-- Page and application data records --
^^^^^^^^

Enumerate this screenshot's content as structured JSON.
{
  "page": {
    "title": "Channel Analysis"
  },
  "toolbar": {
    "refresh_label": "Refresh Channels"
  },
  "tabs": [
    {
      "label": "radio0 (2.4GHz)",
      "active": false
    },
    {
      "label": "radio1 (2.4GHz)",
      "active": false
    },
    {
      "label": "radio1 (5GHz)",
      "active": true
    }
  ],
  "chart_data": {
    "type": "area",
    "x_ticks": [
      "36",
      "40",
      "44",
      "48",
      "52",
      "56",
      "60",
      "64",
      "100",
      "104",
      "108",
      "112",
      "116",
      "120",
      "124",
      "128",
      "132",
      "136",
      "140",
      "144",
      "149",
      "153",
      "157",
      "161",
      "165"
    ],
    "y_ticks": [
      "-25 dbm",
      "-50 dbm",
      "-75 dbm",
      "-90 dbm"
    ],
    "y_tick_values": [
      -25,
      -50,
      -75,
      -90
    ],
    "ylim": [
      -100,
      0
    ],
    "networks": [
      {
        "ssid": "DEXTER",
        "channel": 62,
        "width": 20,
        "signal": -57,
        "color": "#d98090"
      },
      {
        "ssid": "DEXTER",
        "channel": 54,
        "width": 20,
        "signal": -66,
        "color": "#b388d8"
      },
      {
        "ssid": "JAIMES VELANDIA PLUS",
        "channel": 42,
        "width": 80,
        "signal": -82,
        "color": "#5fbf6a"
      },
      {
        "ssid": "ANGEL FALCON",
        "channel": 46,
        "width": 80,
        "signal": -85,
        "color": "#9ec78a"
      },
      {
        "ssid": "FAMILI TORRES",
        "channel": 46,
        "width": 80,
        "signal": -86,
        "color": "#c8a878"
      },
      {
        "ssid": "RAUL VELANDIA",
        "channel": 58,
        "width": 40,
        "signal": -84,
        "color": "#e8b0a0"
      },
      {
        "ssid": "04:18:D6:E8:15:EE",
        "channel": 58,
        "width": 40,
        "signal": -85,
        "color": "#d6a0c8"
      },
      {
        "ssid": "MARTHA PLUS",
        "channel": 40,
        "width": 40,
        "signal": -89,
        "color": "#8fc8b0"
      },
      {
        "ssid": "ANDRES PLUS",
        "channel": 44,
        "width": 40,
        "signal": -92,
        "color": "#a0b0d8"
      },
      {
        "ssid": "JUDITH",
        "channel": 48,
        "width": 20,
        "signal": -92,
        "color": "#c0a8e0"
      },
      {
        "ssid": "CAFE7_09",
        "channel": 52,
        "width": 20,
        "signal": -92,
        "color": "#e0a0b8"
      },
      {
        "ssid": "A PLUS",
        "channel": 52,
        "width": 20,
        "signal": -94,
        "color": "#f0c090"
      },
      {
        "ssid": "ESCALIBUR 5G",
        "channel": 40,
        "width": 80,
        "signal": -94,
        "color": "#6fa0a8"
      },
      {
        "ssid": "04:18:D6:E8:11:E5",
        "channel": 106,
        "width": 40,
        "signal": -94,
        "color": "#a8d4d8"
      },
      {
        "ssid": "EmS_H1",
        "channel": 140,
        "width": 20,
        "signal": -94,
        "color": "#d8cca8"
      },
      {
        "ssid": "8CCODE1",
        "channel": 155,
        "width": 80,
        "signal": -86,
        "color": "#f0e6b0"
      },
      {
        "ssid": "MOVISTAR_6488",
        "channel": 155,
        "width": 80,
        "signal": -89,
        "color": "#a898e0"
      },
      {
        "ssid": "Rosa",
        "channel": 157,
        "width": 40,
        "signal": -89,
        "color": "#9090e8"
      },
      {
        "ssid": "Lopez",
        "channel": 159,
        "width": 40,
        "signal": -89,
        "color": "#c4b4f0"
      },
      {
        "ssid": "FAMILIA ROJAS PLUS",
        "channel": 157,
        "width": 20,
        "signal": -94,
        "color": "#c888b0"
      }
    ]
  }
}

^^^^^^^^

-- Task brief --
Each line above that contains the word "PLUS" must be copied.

-- Exercise result --
        "ssid": "JAIMES VELANDIA PLUS",
        "ssid": "MARTHA PLUS",
        "ssid": "ANDRES PLUS",
        "ssid": "A PLUS",
        "ssid": "FAMILIA ROJAS PLUS",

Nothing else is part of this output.